Items listed in a dataset:
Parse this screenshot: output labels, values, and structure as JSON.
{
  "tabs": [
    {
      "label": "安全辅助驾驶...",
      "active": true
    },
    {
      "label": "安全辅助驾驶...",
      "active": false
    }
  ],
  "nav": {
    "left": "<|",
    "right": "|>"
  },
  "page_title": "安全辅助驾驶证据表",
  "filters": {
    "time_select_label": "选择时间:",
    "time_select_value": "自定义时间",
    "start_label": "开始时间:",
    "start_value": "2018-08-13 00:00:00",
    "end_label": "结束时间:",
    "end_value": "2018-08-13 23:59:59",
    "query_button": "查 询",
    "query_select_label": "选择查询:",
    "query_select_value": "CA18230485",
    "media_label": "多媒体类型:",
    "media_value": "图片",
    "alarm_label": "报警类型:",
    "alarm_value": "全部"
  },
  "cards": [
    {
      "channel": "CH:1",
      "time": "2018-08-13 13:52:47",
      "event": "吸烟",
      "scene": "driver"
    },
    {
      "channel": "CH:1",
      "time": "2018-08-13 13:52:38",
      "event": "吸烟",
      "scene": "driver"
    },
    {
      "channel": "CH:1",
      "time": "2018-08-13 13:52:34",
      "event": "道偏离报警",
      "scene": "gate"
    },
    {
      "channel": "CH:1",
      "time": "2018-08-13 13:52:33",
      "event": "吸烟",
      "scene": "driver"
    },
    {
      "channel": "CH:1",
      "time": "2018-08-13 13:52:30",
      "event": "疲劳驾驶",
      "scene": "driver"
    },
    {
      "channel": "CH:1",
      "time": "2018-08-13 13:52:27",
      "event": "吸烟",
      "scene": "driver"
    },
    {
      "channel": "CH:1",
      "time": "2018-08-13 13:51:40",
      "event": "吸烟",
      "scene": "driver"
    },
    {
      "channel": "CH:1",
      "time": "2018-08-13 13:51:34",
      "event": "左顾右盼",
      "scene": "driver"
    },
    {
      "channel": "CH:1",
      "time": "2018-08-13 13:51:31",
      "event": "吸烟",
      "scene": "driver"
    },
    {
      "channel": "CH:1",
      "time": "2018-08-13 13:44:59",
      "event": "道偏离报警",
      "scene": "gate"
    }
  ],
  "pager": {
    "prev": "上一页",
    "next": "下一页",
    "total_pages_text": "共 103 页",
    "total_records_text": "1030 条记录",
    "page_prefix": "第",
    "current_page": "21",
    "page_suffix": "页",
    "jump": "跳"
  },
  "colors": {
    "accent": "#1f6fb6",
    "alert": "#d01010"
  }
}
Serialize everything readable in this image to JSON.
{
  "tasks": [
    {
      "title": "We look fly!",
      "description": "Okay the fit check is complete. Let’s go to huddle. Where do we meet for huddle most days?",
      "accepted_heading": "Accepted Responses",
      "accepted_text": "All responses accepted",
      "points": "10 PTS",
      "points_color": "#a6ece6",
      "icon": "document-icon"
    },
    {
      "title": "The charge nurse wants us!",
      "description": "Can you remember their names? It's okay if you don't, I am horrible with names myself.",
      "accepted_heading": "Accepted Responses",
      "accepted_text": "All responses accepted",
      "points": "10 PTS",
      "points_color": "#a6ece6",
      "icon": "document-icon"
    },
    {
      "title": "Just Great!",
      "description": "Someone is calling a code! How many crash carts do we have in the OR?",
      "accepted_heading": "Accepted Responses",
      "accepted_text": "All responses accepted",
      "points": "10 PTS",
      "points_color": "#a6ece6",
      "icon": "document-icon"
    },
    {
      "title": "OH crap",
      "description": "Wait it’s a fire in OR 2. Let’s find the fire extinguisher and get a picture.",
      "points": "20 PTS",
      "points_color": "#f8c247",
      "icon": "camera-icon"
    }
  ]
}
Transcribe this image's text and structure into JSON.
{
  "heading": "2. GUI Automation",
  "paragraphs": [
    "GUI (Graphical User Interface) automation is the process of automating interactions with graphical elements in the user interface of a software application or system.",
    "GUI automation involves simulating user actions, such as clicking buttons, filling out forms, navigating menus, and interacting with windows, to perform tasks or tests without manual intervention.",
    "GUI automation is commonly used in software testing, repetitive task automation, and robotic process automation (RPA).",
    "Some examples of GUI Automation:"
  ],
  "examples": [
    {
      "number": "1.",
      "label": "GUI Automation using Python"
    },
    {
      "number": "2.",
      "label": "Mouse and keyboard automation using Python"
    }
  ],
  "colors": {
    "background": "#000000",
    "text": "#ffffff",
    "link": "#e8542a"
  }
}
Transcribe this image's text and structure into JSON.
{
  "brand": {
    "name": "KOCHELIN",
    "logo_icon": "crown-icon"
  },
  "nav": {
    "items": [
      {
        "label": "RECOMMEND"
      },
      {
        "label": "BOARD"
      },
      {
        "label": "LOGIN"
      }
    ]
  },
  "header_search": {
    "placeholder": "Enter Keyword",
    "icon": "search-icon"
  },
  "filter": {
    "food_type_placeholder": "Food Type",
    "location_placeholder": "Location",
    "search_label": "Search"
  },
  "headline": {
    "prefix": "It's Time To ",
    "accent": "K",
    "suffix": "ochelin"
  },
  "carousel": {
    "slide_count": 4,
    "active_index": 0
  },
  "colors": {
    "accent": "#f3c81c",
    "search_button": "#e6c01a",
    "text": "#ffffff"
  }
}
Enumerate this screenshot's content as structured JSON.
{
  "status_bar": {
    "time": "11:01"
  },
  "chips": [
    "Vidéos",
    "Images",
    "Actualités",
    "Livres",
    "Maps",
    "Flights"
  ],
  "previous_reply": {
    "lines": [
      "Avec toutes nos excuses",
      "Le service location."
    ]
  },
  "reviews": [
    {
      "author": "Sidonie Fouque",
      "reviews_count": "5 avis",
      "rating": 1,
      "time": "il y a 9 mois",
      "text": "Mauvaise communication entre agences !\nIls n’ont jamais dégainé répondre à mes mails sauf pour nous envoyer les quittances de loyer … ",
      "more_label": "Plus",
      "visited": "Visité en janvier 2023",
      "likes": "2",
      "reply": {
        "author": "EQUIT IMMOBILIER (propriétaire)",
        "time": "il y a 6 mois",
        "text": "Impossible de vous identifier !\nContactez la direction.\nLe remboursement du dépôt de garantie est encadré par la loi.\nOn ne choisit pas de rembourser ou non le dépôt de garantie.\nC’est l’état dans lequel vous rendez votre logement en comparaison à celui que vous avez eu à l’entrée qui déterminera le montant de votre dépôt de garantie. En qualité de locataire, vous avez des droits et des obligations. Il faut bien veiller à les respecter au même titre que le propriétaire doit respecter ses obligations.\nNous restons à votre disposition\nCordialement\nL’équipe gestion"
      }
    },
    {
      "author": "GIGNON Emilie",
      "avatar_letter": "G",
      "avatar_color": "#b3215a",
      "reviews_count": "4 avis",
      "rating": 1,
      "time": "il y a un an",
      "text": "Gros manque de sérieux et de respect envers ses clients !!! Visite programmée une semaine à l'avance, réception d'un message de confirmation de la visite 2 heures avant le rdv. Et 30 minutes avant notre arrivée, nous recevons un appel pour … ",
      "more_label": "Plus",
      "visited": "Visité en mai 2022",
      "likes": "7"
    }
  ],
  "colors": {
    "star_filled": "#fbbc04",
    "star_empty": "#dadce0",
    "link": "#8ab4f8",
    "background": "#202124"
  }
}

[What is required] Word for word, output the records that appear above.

[Written reply]
Parse this screenshot: output labels, values, and structure as JSON.
{
  "tabs": [
    {
      "label": "安全辅助驾驶...",
      "active": true
    },
    {
      "label": "安全辅助驾驶...",
      "active": false
    }
  ],
  "nav": {
    "left": "<|",
    "right": "|>"
  },
  "page_title": "安全辅助驾驶证据表",
  "filters": {
    "time_select_label": "选择时间:",
    "time_select_value": "自定义时间",
    "start_label": "开始时间:",
    "start_value": "2018-08-13 00:00:00",
    "end_label": "结束时间:",
    "end_value": "2018-08-13 23:59:59",
    "query_button": "查 询",
    "query_select_label": "选择查询:",
    "query_select_value": "CA18230485",
    "media_label": "多媒体类型:",
    "media_value": "图片",
    "alarm_label": "报警类型:",
    "alarm_value": "全部"
  },
  "cards": [
    {
      "channel": "CH:1",
      "time": "2018-08-13 13:52:47",
      "event": "吸烟",
      "scene": "driver"
    },
    {
      "channel": "CH:1",
      "time": "2018-08-13 13:52:38",
      "event": "吸烟",
      "scene": "driver"
    },
    {
      "channel": "CH:1",
      "time": "2018-08-13 13:52:34",
      "event": "道偏离报警",
      "scene": "gate"
    },
    {
      "channel": "CH:1",
      "time": "2018-08-13 13:52:33",
      "event": "吸烟",
      "scene": "driver"
    },
    {
      "channel": "CH:1",
      "time": "2018-08-13 13:52:30",
      "event": "疲劳驾驶",
      "scene": "driver"
    },
    {
      "channel": "CH:1",
      "time": "2018-08-13 13:52:27",
      "event": "吸烟",
      "scene": "driver"
    },
    {
      "channel": "CH:1",
      "time": "2018-08-13 13:51:40",
      "event": "吸烟",
      "scene": "driver"
    },
    {
      "channel": "CH:1",
      "time": "2018-08-13 13:51:34",
      "event": "左顾右盼",
      "scene": "driver"
    },
    {
      "channel": "CH:1",
      "time": "2018-08-13 13:51:31",
      "event": "吸烟",
      "scene": "driver"
    },
    {
      "channel": "CH:1",
      "time": "2018-08-13 13:44:59",
      "event": "道偏离报警",
      "scene": "gate"
    }
  ],
  "pager": {
    "prev": "上一页",
    "next": "下一页",
    "total_pages_text": "共 103 页",
    "total_records_text": "1030 条记录",
    "page_prefix": "第",
    "current_page": "21",
    "page_suffix": "页",
    "jump": "跳"
  },
  "colors": {
    "accent": "#1f6fb6",
    "alert": "#d01010"
  }
}
Serialize everything readable in this image to JSON.
{
  "tasks": [
    {
      "title": "We look fly!",
      "description": "Okay the fit check is complete. Let’s go to huddle. Where do we meet for huddle most days?",
      "accepted_heading": "Accepted Responses",
      "accepted_text": "All responses accepted",
      "points": "10 PTS",
      "points_color": "#a6ece6",
      "icon": "document-icon"
    },
    {
      "title": "The charge nurse wants us!",
      "description": "Can you remember their names? It's okay if you don't, I am horrible with names myself.",
      "accepted_heading": "Accepted Responses",
      "accepted_text": "All responses accepted",
      "points": "10 PTS",
      "points_color": "#a6ece6",
      "icon": "document-icon"
    },
    {
      "title": "Just Great!",
      "description": "Someone is calling a code! How many crash carts do we have in the OR?",
      "accepted_heading": "Accepted Responses",
      "accepted_text": "All responses accepted",
      "points": "10 PTS",
      "points_color": "#a6ece6",
      "icon": "document-icon"
    },
    {
      "title": "OH crap",
      "description": "Wait it’s a fire in OR 2. Let’s find the fire extinguisher and get a picture.",
      "points": "20 PTS",
      "points_color": "#f8c247",
      "icon": "camera-icon"
    }
  ]
}
Transcribe this image's text and structure into JSON.
{
  "heading": "2. GUI Automation",
  "paragraphs": [
    "GUI (Graphical User Interface) automation is the process of automating interactions with graphical elements in the user interface of a software application or system.",
    "GUI automation involves simulating user actions, such as clicking buttons, filling out forms, navigating menus, and interacting with windows, to perform tasks or tests without manual intervention.",
    "GUI automation is commonly used in software testing, repetitive task automation, and robotic process automation (RPA).",
    "Some examples of GUI Automation:"
  ],
  "examples": [
    {
      "number": "1.",
      "label": "GUI Automation using Python"
    },
    {
      "number": "2.",
      "label": "Mouse and keyboard automation using Python"
    }
  ],
  "colors": {
    "background": "#000000",
    "text": "#ffffff",
    "link": "#e8542a"
  }
}
Transcribe this image's text and structure into JSON.
{
  "brand": {
    "name": "KOCHELIN",
    "logo_icon": "crown-icon"
  },
  "nav": {
    "items": [
      {
        "label": "RECOMMEND"
      },
      {
        "label": "BOARD"
      },
      {
        "label": "LOGIN"
      }
    ]
  },
  "header_search": {
    "placeholder": "Enter Keyword",
    "icon": "search-icon"
  },
  "filter": {
    "food_type_placeholder": "Food Type",
    "location_placeholder": "Location",
    "search_label": "Search"
  },
  "headline": {
    "prefix": "It's Time To ",
    "accent": "K",
    "suffix": "ochelin"
  },
  "carousel": {
    "slide_count": 4,
    "active_index": 0
  },
  "colors": {
    "accent": "#f3c81c",
    "search_button": "#e6c01a",
    "text": "#ffffff"
  }
}
Enumerate this screenshot's content as structured JSON.
{
  "status_bar": {
    "time": "11:01"
  },
  "chips": [
    "Vidéos",
    "Images",
    "Actualités",
    "Livres",
    "Maps",
    "Flights"
  ],
  "previous_reply": {
    "lines": [
      "Avec toutes nos excuses",
      "Le service location."
    ]
  },
  "reviews": [
    {
      "author": "Sidonie Fouque",
      "reviews_count": "5 avis",
      "rating": 1,
      "time": "il y a 9 mois",
      "text": "Mauvaise communication entre agences !\nIls n’ont jamais dégainé répondre à mes mails sauf pour nous envoyer les quittances de loyer … ",
      "more_label": "Plus",
      "visited": "Visité en janvier 2023",
      "likes": "2",
      "reply": {
        "author": "EQUIT IMMOBILIER (propriétaire)",
        "time": "il y a 6 mois",
        "text": "Impossible de vous identifier !\nContactez la direction.\nLe remboursement du dépôt de garantie est encadré par la loi.\nOn ne choisit pas de rembourser ou non le dépôt de garantie.\nC’est l’état dans lequel vous rendez votre logement en comparaison à celui que vous avez eu à l’entrée qui déterminera le montant de votre dépôt de garantie. En qualité de locataire, vous avez des droits et des obligations. Il faut bien veiller à les respecter au même titre que le propriétaire doit respecter ses obligations.\nNous restons à votre disposition\nCordialement\nL’équipe gestion"
      }
    },
    {
      "author": "GIGNON Emilie",
      "avatar_letter": "G",
      "avatar_color": "#b3215a",
      "reviews_count": "4 avis",
      "rating": 1,
      "time": "il y a un an",
      "text": "Gros manque de sérieux et de respect envers ses clients !!! Visite programmée une semaine à l'avance, réception d'un message de confirmation de la visite 2 heures avant le rdv. Et 30 minutes avant notre arrivée, nous recevons un appel pour … ",
      "more_label": "Plus",
      "visited": "Visité en mai 2022",
      "likes": "7"
    }
  ],
  "colors": {
    "star_filled": "#fbbc04",
    "star_empty": "#dadce0",
    "link": "#8ab4f8",
    "background": "#202124"
  }
}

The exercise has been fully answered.